Data records:
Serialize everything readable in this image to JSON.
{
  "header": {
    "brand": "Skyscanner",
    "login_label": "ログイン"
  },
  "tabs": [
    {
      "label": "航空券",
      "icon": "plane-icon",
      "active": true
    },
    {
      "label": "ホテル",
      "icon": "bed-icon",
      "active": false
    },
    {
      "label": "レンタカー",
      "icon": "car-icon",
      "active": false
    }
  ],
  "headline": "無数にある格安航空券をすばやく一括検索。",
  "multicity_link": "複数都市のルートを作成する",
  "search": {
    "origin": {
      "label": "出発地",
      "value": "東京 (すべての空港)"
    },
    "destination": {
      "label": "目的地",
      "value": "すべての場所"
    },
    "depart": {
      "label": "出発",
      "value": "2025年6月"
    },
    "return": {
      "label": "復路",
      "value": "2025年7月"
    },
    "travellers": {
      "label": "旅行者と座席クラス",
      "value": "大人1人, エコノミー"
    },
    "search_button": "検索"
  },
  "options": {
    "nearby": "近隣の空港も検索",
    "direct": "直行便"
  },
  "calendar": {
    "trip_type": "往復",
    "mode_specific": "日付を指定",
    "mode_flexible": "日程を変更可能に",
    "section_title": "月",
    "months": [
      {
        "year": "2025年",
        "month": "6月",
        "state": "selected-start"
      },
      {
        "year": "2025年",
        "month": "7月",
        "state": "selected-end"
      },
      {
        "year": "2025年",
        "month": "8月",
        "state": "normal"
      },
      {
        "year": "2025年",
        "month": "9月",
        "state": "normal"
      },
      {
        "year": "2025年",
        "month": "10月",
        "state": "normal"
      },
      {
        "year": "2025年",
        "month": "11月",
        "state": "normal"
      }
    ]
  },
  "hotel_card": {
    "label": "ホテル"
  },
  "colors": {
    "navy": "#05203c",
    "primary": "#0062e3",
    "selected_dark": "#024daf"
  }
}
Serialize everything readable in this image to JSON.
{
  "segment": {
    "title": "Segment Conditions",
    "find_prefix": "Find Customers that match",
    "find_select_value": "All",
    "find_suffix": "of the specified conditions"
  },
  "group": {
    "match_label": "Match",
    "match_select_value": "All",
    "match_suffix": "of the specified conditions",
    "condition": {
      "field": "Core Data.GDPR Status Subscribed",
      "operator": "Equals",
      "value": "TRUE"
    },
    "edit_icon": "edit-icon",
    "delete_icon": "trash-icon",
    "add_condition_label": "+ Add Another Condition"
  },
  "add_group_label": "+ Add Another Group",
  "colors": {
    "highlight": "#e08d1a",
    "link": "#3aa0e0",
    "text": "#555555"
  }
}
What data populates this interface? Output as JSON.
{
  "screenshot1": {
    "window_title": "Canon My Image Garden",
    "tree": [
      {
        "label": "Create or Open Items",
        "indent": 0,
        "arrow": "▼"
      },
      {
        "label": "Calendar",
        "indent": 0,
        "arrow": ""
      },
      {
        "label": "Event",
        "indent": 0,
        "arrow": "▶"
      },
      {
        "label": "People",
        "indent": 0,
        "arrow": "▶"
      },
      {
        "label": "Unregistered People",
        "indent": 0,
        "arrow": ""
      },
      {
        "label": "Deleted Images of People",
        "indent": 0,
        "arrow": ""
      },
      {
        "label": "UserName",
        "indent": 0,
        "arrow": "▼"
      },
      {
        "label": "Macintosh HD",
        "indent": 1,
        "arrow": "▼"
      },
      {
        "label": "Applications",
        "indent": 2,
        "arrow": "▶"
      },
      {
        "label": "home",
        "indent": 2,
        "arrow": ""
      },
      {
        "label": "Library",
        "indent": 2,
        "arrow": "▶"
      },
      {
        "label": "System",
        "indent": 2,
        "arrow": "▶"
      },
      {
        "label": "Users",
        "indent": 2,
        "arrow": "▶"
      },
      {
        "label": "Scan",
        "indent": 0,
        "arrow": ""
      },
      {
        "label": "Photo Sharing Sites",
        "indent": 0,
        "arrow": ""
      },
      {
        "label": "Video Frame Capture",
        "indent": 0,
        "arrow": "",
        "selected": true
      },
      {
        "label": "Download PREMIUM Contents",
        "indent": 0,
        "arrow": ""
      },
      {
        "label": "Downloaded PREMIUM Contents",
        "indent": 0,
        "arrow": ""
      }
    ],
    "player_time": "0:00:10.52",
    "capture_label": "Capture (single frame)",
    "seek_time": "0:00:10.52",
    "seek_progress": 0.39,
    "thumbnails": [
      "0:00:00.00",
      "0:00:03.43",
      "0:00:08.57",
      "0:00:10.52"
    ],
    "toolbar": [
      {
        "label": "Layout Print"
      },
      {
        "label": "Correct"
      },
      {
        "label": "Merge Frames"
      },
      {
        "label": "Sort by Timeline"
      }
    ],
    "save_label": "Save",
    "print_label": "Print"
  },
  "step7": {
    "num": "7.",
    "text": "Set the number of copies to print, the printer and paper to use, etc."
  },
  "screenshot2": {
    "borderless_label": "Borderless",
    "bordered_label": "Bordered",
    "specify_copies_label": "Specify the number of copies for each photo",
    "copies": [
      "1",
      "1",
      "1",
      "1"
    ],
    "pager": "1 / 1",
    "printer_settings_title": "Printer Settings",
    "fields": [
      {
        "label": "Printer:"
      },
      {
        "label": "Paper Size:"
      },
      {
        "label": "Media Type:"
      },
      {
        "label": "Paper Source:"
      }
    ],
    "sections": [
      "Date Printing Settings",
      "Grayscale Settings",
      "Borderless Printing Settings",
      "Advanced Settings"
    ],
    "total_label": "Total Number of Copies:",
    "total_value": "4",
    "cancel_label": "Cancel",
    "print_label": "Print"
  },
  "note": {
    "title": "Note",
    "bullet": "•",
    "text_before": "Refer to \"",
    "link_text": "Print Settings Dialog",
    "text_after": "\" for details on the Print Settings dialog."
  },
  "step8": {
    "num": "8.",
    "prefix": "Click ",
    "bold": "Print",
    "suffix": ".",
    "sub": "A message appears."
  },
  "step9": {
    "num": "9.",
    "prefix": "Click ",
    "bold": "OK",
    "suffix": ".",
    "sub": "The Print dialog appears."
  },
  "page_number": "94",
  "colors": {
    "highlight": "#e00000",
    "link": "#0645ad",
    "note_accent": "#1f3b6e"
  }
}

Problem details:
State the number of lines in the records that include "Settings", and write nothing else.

Answer to the exercise:
7